Dave was a department foreman at a manufacturing firm. One day his boss called him into the office and said, “Dave, as you know, things are a bit slow these days. I realize you have worked hard and run one of the best departments in the company, but my orders are to cut one supervisor, so I am letting you go.”
Dave was stunned. He was the only Christian among the foremen. The other supervisory personnel, including his boss, liked to go out drinking and had some wild parties together. As a result, their work sometimes suffered and Dave had to step in to rescue them. He had worked hard and now this was his reward.
Dave soon faced a financial slump. He had been making payments on a new home and a car but when his salary was suddenly cut off, he was in trouble. He lost both the house and the car and had to move in with his parents. While with them, he had nothing to do but sit in a comfortable chair and mull over his experience.
“So this is the reward for hard work and clean living,” he said to himself over and over. The more he thought, the more bitter he became. He found it hard to eat and harder to digest what little he did eat. He suffered from painful cramps. His physician told him that his condition stemmed from his emotions. But most of his friends reassured him that he had a right to have some emotional problems.
Twelve years later, time seemed to have healed the wound. Dave found another job and was quite successful in it. He was, in fact, the general manager of a manufacturing outfit with eight plants. One day while he was inspecting one of the plants, the personnel director asked him if he would like to meet the new chief engineer. Of course he would, and did. Dave found himself face-t0-face with the man who had fired him 12 years before. Here working for him was the person who had caused him so much grief, pain, and embarrassment.
“I sure made a terrible mistake back then,” the engineer said to Dave when they were alone. “Will you forgive me?”

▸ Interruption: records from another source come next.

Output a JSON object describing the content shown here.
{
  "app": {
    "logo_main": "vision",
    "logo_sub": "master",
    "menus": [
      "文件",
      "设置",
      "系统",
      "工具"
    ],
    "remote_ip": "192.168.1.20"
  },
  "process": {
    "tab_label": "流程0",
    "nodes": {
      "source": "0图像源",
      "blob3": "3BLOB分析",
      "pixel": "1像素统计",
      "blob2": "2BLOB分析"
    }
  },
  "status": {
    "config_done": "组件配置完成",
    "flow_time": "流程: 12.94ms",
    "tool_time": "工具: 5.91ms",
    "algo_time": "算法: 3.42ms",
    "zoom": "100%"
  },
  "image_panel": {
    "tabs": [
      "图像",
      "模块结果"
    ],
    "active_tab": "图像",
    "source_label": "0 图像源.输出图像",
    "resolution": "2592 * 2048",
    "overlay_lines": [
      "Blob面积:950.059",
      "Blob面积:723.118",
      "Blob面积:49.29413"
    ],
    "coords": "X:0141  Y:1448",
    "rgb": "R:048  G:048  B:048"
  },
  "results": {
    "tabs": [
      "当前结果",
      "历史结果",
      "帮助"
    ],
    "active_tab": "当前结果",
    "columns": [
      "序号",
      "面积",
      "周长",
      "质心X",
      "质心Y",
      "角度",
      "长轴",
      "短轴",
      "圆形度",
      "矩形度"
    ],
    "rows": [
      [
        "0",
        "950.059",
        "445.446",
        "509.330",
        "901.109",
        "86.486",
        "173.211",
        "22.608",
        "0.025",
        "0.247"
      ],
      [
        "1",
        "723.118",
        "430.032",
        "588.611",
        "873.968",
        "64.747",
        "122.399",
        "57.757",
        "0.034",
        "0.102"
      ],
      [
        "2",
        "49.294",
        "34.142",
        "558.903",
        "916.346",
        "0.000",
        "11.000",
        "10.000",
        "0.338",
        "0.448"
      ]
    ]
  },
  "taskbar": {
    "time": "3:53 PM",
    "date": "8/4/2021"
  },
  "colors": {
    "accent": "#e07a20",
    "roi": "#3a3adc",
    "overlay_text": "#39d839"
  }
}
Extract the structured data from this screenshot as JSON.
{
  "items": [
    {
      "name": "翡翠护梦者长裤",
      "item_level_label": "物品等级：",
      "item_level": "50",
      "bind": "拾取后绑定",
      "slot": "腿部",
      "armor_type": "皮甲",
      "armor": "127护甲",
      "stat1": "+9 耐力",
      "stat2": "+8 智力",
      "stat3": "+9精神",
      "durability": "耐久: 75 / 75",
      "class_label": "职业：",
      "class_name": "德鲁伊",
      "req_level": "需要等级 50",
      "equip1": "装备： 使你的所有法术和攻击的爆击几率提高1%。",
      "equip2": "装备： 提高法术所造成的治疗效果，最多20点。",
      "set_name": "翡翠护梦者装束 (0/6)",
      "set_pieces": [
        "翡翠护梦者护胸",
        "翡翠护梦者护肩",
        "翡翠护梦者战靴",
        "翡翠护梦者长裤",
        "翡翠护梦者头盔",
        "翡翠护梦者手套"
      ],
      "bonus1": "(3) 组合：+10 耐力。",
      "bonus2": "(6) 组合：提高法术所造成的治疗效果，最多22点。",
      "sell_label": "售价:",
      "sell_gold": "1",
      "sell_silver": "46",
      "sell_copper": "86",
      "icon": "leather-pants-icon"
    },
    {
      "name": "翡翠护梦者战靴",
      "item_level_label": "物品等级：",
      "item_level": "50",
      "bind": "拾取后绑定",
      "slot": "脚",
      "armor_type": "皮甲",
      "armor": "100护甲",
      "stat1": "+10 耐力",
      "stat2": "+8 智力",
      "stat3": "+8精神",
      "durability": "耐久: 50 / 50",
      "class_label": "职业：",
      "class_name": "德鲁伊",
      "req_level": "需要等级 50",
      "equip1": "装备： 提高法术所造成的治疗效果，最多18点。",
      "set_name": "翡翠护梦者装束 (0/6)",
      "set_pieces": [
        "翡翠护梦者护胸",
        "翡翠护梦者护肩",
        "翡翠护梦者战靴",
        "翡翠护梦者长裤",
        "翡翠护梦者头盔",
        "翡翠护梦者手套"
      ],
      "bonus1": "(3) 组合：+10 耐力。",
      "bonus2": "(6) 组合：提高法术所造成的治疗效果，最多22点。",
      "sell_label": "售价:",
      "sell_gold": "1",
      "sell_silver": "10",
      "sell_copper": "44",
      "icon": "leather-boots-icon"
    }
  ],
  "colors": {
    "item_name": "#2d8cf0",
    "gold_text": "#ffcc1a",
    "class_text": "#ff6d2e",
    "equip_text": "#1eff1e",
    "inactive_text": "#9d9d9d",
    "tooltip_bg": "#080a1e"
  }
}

“Oh, certainly. Forget it,” Dave replied.
Dave said he would forgive, but within himself he nursed a gnawing bitterness toward this man. His stomach problem returned and he began reliving those confusing, painful days of long ago. He had thought this period of his life was long forgotten, but now he found himself fuming in his plush office, wanting only to get even.
There is a power that will enable you to face your circumstances without distress. It is the power of God, made available to you through the dying of the Lord Jesus. God’s power–and His alone–can make you want to forgive a person who has misused you.
But Dave did not want to forgive that engineer; he wanted to get even. He believed that he had a right to be bitter. He wanted to be free from his aches and pain, but if that meant relinquishing his long-standing grudge, he would rather be in pain.
The only solution was for Dave to quit fighting and turn to God for a spirit of love toward someone who did not deserve it. One day, Dave finally did turn to God for help with his bitterness and hatred. He paid attention to and took care of his own reactions and feelings instead of concerning himself with what the other man had done, and he found himself on the road to peace.
To see your sin is disturbing only if you fight what you discover. If, instead, you admit it and seek help from God, the result is not guilt, but an overwhelming sense of forgiveness, cleansing, renewal, and peace.
The names and certain details in this story have been changed to protect each person’s identity and privacy.